There are those who have the insight that the prodigal son can also represent the Son of God, our Lord. This might seem shocking, and heretical, because he (the prodigal son) immerses himself in a life of sin. But what does St. Paul tell us? That Christ became sin for us. He took all of our sins upon himself. The son leaves the father’s home to go and mingle with those who are far away from God: sinners, pagans, those who didn’t know God and were not living in any way resembling someone who would know God.

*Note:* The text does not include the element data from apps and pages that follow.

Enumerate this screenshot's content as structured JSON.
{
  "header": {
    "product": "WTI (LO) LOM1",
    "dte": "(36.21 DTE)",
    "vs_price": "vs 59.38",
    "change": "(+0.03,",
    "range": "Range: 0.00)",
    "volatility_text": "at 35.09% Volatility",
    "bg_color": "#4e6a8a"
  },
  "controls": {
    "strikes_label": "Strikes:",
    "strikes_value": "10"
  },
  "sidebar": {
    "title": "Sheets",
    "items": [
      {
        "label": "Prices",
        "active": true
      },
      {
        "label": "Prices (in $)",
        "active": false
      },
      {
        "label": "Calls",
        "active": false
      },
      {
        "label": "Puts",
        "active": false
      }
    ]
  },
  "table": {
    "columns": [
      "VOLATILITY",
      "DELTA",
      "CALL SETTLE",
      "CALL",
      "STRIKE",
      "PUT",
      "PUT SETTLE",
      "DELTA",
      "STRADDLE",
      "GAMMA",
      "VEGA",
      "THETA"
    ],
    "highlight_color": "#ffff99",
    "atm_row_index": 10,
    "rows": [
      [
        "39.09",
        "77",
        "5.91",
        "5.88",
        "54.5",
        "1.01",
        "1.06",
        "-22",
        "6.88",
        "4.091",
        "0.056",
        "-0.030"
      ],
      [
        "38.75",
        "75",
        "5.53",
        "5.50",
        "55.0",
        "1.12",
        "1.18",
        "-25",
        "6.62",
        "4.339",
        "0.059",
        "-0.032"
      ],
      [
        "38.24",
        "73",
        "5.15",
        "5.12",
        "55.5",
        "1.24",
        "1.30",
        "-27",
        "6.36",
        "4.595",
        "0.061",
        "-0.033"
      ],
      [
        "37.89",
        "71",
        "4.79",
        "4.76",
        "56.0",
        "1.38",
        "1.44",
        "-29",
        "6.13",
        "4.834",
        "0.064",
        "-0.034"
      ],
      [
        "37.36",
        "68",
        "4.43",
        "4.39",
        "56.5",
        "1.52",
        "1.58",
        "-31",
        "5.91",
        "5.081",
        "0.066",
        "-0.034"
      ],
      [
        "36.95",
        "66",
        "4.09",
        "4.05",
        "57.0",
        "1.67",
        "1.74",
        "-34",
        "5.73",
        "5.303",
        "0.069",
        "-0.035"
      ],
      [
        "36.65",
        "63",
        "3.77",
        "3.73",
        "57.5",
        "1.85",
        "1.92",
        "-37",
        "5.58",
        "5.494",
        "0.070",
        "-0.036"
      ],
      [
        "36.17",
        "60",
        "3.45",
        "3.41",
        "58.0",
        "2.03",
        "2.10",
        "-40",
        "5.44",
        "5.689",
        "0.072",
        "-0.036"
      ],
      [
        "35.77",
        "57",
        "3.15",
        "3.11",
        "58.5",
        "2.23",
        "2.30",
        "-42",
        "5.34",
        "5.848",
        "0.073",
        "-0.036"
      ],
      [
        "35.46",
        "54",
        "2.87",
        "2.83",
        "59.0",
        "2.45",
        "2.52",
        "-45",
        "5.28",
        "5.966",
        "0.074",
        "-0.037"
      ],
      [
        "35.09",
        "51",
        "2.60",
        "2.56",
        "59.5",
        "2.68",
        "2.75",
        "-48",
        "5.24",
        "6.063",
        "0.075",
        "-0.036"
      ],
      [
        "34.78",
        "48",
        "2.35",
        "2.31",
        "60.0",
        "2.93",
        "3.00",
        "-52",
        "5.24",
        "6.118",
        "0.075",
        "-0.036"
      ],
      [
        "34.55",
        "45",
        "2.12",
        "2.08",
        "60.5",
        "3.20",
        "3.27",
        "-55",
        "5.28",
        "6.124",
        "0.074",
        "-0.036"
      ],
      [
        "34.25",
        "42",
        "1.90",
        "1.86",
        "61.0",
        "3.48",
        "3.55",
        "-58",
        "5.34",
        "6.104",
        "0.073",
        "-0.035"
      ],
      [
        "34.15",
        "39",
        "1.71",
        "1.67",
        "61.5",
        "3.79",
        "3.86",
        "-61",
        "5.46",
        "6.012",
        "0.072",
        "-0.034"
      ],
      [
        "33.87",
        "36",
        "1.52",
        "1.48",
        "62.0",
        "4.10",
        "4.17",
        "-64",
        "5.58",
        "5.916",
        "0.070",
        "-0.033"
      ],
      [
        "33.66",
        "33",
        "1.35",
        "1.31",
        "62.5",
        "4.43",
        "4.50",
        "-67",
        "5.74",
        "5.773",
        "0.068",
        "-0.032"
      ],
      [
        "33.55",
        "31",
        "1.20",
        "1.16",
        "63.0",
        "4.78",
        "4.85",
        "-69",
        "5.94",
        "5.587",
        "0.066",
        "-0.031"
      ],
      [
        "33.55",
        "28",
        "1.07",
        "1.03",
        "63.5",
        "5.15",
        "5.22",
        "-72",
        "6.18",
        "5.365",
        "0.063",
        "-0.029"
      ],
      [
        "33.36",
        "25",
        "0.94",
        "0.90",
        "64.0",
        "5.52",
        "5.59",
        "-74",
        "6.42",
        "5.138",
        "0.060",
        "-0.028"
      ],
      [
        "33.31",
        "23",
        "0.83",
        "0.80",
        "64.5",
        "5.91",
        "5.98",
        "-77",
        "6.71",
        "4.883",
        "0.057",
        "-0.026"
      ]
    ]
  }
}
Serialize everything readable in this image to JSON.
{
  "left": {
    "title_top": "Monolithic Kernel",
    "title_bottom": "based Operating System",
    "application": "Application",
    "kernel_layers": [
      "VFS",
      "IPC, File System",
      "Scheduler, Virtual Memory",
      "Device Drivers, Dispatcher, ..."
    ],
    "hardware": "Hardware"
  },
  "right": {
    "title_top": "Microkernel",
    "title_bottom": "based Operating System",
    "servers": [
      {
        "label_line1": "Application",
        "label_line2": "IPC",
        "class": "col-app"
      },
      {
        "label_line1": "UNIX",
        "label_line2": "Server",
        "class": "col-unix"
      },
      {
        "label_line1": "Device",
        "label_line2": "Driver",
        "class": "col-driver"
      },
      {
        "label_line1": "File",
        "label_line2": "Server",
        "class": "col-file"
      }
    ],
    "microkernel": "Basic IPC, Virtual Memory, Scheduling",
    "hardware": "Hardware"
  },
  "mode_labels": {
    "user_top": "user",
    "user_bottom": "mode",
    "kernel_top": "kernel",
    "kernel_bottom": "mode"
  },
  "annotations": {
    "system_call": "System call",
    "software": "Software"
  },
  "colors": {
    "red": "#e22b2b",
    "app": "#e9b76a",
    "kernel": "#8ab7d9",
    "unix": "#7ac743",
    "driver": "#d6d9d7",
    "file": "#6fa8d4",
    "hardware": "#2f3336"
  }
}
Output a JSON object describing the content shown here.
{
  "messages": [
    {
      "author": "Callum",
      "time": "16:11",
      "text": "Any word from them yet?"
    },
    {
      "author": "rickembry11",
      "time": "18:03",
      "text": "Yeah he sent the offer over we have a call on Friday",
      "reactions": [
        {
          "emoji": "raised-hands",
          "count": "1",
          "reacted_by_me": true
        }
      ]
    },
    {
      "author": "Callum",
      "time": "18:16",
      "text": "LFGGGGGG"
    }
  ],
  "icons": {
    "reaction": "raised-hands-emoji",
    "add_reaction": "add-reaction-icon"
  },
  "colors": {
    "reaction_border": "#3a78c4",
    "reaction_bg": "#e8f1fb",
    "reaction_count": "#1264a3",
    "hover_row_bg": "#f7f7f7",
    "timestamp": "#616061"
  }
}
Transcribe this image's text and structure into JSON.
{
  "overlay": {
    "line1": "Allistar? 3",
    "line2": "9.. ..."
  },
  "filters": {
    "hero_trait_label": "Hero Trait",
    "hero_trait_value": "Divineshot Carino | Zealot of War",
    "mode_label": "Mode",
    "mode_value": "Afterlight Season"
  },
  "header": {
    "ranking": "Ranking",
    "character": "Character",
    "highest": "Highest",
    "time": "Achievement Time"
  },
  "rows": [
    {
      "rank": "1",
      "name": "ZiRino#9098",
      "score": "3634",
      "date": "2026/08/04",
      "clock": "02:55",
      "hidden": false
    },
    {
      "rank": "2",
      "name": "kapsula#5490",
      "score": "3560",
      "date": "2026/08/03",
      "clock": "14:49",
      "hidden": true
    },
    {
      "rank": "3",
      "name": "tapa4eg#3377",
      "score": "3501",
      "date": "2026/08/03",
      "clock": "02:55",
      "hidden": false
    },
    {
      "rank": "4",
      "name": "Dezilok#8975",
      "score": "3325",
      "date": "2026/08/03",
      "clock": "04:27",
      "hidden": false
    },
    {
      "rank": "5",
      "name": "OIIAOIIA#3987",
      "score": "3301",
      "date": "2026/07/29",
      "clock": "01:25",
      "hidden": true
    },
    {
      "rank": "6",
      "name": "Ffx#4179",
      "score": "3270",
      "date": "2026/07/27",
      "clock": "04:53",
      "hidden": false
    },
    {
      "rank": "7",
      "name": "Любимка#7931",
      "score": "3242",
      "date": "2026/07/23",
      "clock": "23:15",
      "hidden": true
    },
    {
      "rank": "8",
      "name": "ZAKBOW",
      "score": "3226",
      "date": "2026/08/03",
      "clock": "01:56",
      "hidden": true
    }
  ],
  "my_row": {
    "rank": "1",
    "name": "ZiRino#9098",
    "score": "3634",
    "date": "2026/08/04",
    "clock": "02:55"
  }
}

And so our Lord leaves his Father’s home, he leaves heaven, to mingle with us sinners here on this earth, when he takes our sins upon himself, and he dies. What does the son say in the parable? “I shall get up”; I will arise, “and return to my father.” Jesus arose in his Resurrection, and returned to his Father in the glory of the Ascension. He came to rescue us from our misery and sin – another way this parable betrays for us the depths of God’s love and mercy for us, that He would send his own Son, innocent, to become sin for us, so that our sins in his body might be nailed to the cross and killed, and so that we might live with him forever.
Let us always be coming to our senses. Let us always be grateful for and witnesses to God’s love and mercy. Let us persevere in our prayer and our witness, that our society might come to its senses, that it might renounce the worship of pagan gods, of these false idols, of selfishness and of self-indulgence that cause so many ills; come to our senses to realize that God is ready to forgive us. May God grant us this prayer.
This story originally appeared on https://catholic-sf.org